It's a hot summer afternoon in 1972 in the suburbs of Washington, D.C. Three white teenagers, bored and stoned, cruise the streets, aimlessly seeking relief from the tedium. They drive into a poor black neighborhood, ironically named Heathrow Heights. For fun, one decides to toss a cherry pie, splattering a teenage resident of the neighborhood. Minutes later, the driver lies dead of a bullet wound, one passenger is severely beaten and six lives are altered forever.
Acclaimed as one of America's most thoughtful crime novelists, George Pelecanos continues to stretch the boundaries of his genre to explore the moral dimensions of human action in his latest novel, THE TURNAROUND. It's an absorbing story likely to burnish his reputation with his loyal fans and expose him to a wider audience.
Alex Pappas is one of the young men in the car who enters Heathrow Heights on the fateful afternoon. When the novel fast forwards to 2007, he's the 51-year-old owner of a modest coffee shop near DuPont Circle he's been running since age 19, when his father died of a heart attack. Alex's younger son, Gus, has been killed in Iraq and he's grooming his older son, John, to take over the family business.
Every afternoon, Alex quietly delivers pies and desserts to the wounded veterans at Walter Reed Medical Center. On one of those visits he encounters Raymond Monroe, a physical therapist at the hospital whose own son has been deployed to Afghanistan. When Monroe discovers that Pappas, like him, was involved in the Heathrow Heights incident, he seeks him out, taking the first tentative steps toward reconciliation after 35 years. Raymond's older brother, James, sentenced to 10 years in prison (bloated to 20 for his misconduct there) for shooting Alex's friend, the driver, works as a mechanic in a nondescript auto repair shop. Raymond struggles to persuade his reluctant brother to let the past surrender its hold on him.
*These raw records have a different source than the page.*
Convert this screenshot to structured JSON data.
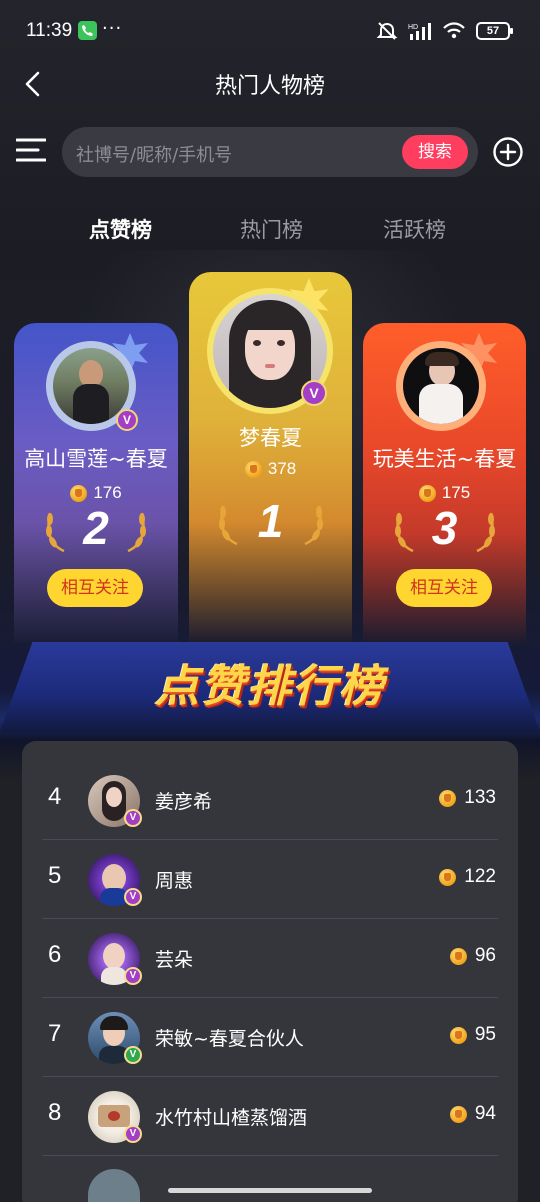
{
  "status_bar": {
    "time": "11:39",
    "dots": "···",
    "battery": "57"
  },
  "header": {
    "title": "热门人物榜"
  },
  "search": {
    "placeholder": "社博号/昵称/手机号",
    "button": "搜索"
  },
  "tabs": [
    {
      "label": "点赞榜",
      "active": true
    },
    {
      "label": "热门榜",
      "active": false
    },
    {
      "label": "活跃榜",
      "active": false
    }
  ],
  "podium": [
    {
      "rank": "1",
      "name": "梦春夏",
      "likes": "378",
      "badge": "V"
    },
    {
      "rank": "2",
      "name": "高山雪莲~春夏",
      "likes": "176",
      "badge": "V",
      "follow": "相互关注"
    },
    {
      "rank": "3",
      "name": "玩美生活~春夏",
      "likes": "175",
      "follow": "相互关注"
    }
  ],
  "banner": {
    "title": "点赞排行榜"
  },
  "list": [
    {
      "rank": "4",
      "name": "姜彦希",
      "likes": "133",
      "badge": "V"
    },
    {
      "rank": "5",
      "name": "周惠",
      "likes": "122",
      "badge": "V"
    },
    {
      "rank": "6",
      "name": "芸朵",
      "likes": "96",
      "badge": "V"
    },
    {
      "rank": "7",
      "name": "荣敏~春夏合伙人",
      "likes": "95",
      "badge": "V"
    },
    {
      "rank": "8",
      "name": "水竹村山楂蒸馏酒",
      "likes": "94",
      "badge": "V"
    }
  ],
  "colors": {
    "accent": "#ff3d5f",
    "follow_bg": "#ffd52f",
    "follow_text": "#d2331f",
    "gold": "#e8c83a",
    "badge": "#a43ec4"
  }
}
Charles Baker, who inflicted a beating that caused permanent damage to Alex's eye, lives on the fringes of the law, working fitfully at a menial job in a nursing home. He has hooked up with two teenagers running a small drug dealing operation and is looking for the big score --- whether it's a chance to muscle out their supplier or to blackmail Alex or the other occupant of the car, who fled the scene and now has become a prominent Washington lawyer recognized for his work helping minorities.
Pelecanos skillfully creates an atmosphere of foreboding as the five survivors of the Heathrow Heights incident head toward a denouement that feels at some times as if it may be cataclysmic and at others redemptive. His ability to sustain this tension to the end of the novel is a testament to his skill in creating both credible characters and a plausible plot. Sympathetic without yielding to sentimentality, he draws sharp contrasts between characters like Alex and Raymond, who've managed to carve out respectable middle class lives, and those like Charles Baker and James Monroe, for whom the burden of bad choices shadows their every action.
A native of Washington who happens to be roughly the same age as the principal characters of the novel, Pelecanos is adept at capturing the atmosphere of working class life there, both in the 1970s and today. Beyond possessing an intimate knowledge of his setting, he has a knack for invoking the music, clothing, hairstyles and cars that associate the characters with a particular era or social class.
Each day, the media offer up fresh stories of violent crime. Soon, the details of these events fade from our memories and we're unlikely to spend much time pondering their permanent impact on perpetrators, victims and their families. Without moralizing, George Pelecanos forces us to pause and reflect on the consequences that flow from an instant of thoughtless violence. That he does so in the form of a page-turning novel makes his achievement all the more impressive.
Reviewed by Harvey Freedenberg on January 23, 2011